Exercise description:
Go over the entries and report the lines where the word "rolling" occurs.

Start of Dataset excerpts

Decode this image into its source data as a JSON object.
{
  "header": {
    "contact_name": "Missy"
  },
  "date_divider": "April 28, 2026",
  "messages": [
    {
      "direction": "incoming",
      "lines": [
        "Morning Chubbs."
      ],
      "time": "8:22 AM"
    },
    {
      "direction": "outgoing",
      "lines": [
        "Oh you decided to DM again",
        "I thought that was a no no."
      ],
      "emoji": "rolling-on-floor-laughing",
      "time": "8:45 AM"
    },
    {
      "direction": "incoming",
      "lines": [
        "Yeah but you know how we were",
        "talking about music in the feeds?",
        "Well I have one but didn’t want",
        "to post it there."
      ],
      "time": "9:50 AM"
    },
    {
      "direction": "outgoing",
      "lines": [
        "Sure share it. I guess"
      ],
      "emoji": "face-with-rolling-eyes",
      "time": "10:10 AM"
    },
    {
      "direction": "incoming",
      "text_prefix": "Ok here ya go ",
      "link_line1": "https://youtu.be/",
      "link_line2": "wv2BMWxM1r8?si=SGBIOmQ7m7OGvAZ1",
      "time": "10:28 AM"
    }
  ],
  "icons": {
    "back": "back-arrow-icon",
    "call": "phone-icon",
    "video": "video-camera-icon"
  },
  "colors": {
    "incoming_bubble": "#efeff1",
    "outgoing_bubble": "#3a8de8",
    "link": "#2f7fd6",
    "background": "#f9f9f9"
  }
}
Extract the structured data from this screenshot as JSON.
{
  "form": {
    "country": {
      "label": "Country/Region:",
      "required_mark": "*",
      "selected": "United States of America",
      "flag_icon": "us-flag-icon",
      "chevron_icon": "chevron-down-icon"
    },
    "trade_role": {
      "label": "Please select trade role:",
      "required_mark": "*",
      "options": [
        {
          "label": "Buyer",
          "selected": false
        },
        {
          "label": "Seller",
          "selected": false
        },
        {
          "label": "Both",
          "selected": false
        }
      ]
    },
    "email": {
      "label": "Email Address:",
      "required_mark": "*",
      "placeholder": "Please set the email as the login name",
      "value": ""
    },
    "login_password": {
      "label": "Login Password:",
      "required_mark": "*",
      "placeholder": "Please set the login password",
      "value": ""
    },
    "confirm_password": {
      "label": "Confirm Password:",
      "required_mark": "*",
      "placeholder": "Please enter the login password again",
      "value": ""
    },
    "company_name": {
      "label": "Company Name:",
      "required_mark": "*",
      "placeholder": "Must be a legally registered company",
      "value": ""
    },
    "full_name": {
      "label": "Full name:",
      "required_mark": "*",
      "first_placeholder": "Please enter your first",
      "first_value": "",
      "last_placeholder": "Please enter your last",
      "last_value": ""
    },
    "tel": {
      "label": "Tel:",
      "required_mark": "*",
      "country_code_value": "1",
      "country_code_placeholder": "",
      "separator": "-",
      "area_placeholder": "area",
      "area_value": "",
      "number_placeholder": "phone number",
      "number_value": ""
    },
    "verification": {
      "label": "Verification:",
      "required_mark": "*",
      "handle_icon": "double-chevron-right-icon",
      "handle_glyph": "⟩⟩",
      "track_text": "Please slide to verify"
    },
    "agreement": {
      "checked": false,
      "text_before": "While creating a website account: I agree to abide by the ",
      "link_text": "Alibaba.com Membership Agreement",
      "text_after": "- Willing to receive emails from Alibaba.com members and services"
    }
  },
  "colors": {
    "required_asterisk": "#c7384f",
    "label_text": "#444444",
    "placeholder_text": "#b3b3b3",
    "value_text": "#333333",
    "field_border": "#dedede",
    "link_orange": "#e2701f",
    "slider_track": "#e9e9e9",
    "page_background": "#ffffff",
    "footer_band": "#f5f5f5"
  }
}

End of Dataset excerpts

The completed task:
      "emoji": "rolling-on-floor-laughing",
      "emoji": "face-with-rolling-eyes",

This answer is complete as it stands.